BEGIN

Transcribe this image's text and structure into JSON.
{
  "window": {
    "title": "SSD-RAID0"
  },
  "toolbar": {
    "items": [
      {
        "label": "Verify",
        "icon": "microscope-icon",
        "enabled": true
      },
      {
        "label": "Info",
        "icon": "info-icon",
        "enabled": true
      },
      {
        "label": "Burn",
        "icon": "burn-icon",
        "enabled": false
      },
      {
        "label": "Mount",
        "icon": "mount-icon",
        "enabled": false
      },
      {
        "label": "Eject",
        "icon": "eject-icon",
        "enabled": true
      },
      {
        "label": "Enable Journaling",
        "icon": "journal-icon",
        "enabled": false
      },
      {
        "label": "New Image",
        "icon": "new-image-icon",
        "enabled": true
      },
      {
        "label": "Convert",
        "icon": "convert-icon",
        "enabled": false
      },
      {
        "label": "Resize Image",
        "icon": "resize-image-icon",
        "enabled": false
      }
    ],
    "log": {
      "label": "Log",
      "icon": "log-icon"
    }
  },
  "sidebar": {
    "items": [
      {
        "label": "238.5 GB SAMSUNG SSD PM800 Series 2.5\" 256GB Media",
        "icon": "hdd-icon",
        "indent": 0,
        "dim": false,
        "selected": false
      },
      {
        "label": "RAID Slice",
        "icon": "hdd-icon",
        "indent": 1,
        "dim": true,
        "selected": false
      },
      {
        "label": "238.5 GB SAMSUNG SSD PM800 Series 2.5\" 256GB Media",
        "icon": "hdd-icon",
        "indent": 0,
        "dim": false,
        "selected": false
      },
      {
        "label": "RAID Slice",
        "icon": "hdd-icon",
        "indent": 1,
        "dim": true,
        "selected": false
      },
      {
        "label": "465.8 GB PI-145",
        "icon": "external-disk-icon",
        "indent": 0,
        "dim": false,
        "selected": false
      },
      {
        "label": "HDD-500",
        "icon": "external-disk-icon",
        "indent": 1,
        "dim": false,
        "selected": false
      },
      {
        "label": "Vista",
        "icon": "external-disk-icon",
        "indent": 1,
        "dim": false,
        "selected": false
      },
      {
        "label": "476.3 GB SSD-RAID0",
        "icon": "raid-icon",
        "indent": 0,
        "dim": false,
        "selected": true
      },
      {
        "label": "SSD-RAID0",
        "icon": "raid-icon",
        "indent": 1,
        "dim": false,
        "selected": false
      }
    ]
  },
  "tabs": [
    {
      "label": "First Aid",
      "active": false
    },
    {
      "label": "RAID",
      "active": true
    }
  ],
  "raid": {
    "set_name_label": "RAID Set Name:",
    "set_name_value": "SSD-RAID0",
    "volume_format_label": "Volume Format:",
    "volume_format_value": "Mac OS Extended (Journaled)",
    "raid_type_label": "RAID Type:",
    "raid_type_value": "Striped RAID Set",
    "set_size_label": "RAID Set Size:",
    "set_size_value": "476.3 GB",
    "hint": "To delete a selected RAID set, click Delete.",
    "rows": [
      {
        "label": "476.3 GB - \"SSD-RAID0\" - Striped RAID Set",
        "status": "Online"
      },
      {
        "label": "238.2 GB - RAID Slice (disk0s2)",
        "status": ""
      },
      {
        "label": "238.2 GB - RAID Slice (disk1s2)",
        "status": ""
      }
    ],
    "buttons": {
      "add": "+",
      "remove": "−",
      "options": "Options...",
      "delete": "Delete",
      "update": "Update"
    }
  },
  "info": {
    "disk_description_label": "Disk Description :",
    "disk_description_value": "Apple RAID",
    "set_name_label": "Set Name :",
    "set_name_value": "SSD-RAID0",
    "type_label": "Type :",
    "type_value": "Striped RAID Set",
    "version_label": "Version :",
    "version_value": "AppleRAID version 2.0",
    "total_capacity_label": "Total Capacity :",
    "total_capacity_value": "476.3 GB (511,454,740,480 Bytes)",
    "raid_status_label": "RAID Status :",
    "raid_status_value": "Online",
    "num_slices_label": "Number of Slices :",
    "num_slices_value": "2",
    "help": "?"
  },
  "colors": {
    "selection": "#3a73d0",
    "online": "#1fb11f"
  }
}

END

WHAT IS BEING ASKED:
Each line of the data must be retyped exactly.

RESULT OF THE TASK:
Transcribe this image's text and structure into JSON.
{
  "window": {
    "title": "SSD-RAID0"
  },
  "toolbar": {
    "items": [
      {
        "label": "Verify",
        "icon": "microscope-icon",
        "enabled": true
      },
      {
        "label": "Info",
        "icon": "info-icon",
        "enabled": true
      },
      {
        "label": "Burn",
        "icon": "burn-icon",
        "enabled": false
      },
      {
        "label": "Mount",
        "icon": "mount-icon",
        "enabled": false
      },
      {
        "label": "Eject",
        "icon": "eject-icon",
        "enabled": true
      },
      {
        "label": "Enable Journaling",
        "icon": "journal-icon",
        "enabled": false
      },
      {
        "label": "New Image",
        "icon": "new-image-icon",
        "enabled": true
      },
      {
        "label": "Convert",
        "icon": "convert-icon",
        "enabled": false
      },
      {
        "label": "Resize Image",
        "icon": "resize-image-icon",
        "enabled": false
      }
    ],
    "log": {
      "label": "Log",
      "icon": "log-icon"
    }
  },
  "sidebar": {
    "items": [
      {
        "label": "238.5 GB SAMSUNG SSD PM800 Series 2.5\" 256GB Media",
        "icon": "hdd-icon",
        "indent": 0,
        "dim": false,
        "selected": false
      },
      {
        "label": "RAID Slice",
        "icon": "hdd-icon",
        "indent": 1,
        "dim": true,
        "selected": false
      },
      {
        "label": "238.5 GB SAMSUNG SSD PM800 Series 2.5\" 256GB Media",
        "icon": "hdd-icon",
        "indent": 0,
        "dim": false,
        "selected": false
      },
      {
        "label": "RAID Slice",
        "icon": "hdd-icon",
        "indent": 1,
        "dim": true,
        "selected": false
      },
      {
        "label": "465.8 GB PI-145",
        "icon": "external-disk-icon",
        "indent": 0,
        "dim": false,
        "selected": false
      },
      {
        "label": "HDD-500",
        "icon": "external-disk-icon",
        "indent": 1,
        "dim": false,
        "selected": false
      },
      {
        "label": "Vista",
        "icon": "external-disk-icon",
        "indent": 1,
        "dim": false,
        "selected": false
      },
      {
        "label": "476.3 GB SSD-RAID0",
        "icon": "raid-icon",
        "indent": 0,
        "dim": false,
        "selected": true
      },
      {
        "label": "SSD-RAID0",
        "icon": "raid-icon",
        "indent": 1,
        "dim": false,
        "selected": false
      }
    ]
  },
  "tabs": [
    {
      "label": "First Aid",
      "active": false
    },
    {
      "label": "RAID",
      "active": true
    }
  ],
  "raid": {
    "set_name_label": "RAID Set Name:",
    "set_name_value": "SSD-RAID0",
    "volume_format_label": "Volume Format:",
    "volume_format_value": "Mac OS Extended (Journaled)",
    "raid_type_label": "RAID Type:",
    "raid_type_value": "Striped RAID Set",
    "set_size_label": "RAID Set Size:",
    "set_size_value": "476.3 GB",
    "hint": "To delete a selected RAID set, click Delete.",
    "rows": [
      {
        "label": "476.3 GB - \"SSD-RAID0\" - Striped RAID Set",
        "status": "Online"
      },
      {
        "label": "238.2 GB - RAID Slice (disk0s2)",
        "status": ""
      },
      {
        "label": "238.2 GB - RAID Slice (disk1s2)",
        "status": ""
      }
    ],
    "buttons": {
      "add": "+",
      "remove": "−",
      "options": "Options...",
      "delete": "Delete",
      "update": "Update"
    }
  },
  "info": {
    "disk_description_label": "Disk Description :",
    "disk_description_value": "Apple RAID",
    "set_name_label": "Set Name :",
    "set_name_value": "SSD-RAID0",
    "type_label": "Type :",
    "type_value": "Striped RAID Set",
    "version_label": "Version :",
    "version_value": "AppleRAID version 2.0",
    "total_capacity_label": "Total Capacity :",
    "total_capacity_value": "476.3 GB (511,454,740,480 Bytes)",
    "raid_status_label": "RAID Status :",
    "raid_status_value": "Online",
    "num_slices_label": "Number of Slices :",
    "num_slices_value": "2",
    "help": "?"
  },
  "colors": {
    "selection": "#3a73d0",
    "online": "#1fb11f"
  }
}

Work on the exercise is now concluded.